Very basically the herbs you can grow at home come in two forms. The truly herbaceous plants grow all year round and can grow into bushes. The annual herbs can go to seed and need to be treated differently.

All year round herbs

Rosemary is a glorious herb when fresh. It chops easily, melts into a meal and really adds sparkle. The dried variety is woody and nasty in comparison. Fortunately rosemary will grow all year round quite healthily so you will always have some ready. The problem with rosemary is that it will take over. Always plant it in a very large pot and then bury that pot, this will stop the roots spreading and taking everything over. Do the same for mint that can spread like wildfire.Bay, curry leaf, thyme and oregano all grow well but slowly. Take the time to cultivate them before pruning and they will reward you with gorgeous all year round flavour. Be wary though that thyme leafs renew and older leafs that get little light can become woody.
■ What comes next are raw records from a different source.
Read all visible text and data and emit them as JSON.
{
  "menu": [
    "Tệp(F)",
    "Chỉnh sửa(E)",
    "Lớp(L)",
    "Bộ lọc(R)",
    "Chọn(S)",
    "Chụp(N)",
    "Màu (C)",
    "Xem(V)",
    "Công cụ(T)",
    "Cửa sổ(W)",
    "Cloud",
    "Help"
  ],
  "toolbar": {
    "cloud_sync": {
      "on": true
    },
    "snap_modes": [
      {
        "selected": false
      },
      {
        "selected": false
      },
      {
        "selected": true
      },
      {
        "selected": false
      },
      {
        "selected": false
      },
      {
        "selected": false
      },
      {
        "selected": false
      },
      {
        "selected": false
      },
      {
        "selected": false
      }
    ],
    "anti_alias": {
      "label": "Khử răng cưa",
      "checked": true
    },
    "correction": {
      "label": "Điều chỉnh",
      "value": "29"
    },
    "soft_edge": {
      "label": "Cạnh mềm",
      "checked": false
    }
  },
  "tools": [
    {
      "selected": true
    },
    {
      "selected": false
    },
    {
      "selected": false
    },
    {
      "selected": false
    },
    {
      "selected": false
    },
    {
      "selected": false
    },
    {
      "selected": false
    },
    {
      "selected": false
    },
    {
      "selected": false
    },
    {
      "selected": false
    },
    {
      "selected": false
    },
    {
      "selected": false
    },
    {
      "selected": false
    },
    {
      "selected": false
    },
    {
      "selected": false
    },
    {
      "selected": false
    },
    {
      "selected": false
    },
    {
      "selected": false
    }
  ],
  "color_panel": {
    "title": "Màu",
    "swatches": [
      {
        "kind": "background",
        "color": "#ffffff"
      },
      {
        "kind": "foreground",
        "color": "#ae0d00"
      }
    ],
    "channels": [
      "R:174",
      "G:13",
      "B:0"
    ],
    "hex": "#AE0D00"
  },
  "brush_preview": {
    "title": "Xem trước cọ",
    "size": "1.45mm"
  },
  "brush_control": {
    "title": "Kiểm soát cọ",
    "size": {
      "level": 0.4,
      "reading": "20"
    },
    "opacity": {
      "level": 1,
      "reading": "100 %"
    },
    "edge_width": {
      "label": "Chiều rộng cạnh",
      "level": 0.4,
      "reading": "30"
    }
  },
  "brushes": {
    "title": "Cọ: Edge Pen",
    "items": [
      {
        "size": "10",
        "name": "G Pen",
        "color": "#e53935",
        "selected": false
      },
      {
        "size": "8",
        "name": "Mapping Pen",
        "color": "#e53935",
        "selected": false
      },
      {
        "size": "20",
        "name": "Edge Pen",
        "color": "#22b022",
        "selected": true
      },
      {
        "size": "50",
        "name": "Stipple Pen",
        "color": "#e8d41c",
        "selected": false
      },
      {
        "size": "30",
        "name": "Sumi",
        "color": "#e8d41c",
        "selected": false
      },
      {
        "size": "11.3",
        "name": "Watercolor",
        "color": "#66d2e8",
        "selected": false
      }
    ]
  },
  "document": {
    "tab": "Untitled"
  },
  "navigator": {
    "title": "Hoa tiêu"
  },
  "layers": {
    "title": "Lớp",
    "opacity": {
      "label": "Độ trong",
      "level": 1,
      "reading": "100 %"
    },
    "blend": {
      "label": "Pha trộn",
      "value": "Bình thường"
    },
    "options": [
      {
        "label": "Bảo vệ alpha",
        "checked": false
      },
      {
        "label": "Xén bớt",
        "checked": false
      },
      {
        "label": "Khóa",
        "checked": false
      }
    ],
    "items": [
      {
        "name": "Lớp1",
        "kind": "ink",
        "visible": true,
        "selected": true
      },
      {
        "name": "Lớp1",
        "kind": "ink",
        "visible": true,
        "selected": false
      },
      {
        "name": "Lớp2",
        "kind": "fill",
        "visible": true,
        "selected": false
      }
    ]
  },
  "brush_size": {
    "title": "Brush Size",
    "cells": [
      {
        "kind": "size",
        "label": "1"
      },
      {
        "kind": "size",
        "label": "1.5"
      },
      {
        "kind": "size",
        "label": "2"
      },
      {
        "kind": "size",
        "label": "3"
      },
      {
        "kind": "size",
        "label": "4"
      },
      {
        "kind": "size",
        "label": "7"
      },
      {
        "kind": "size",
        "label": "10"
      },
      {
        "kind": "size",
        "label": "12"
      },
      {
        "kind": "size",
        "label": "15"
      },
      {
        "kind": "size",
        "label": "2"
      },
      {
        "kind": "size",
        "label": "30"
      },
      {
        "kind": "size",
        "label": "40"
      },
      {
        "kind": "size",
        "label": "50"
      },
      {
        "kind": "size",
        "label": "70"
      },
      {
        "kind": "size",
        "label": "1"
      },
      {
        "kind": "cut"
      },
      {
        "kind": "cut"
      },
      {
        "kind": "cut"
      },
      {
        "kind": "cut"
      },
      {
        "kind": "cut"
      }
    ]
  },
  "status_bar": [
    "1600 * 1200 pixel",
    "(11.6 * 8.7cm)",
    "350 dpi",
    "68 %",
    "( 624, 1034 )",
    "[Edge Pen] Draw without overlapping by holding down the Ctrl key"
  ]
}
The important thing with annuals is to ensure that you stagger the planting of them so that there is always another batch ready to go. Green houses can prolong the season for these but remember that many plants judge the time of year on day length rather than temperature so this won't always work. Coriander will make every meal sing and can be used as a salad leaf too. This herb is amazing and you'll think it will never run out... until it does. Once the first flowers appear you are living on borrowed time but hopefully your next batch will be ready to use. Remember to dry and store the seeds to use as spices.Tarragon is a little delicate but worth the effort. Generally it does well in a large pot. Basil is a different story. Slugs adore basil and will demolish even the largest of crops before you even realise they are there. Be mindful of this herb, protect it and ensure that no mollusc gets to it. Your patrols will be well worth it when you try fresh basil in soup, salads and pasta. Nothing will prepare you for the freshness that it brings. 

Plant or seed 

The cheapest option is to grow from seed but this does take a very long time, especially for the woodier plants. Supermarket potted herbs can grow great guns if properly looked after but the real winners are those from the garden centre. For the best results buy well established plants but even the straggliest runt of the litter can flourish at home in good soil!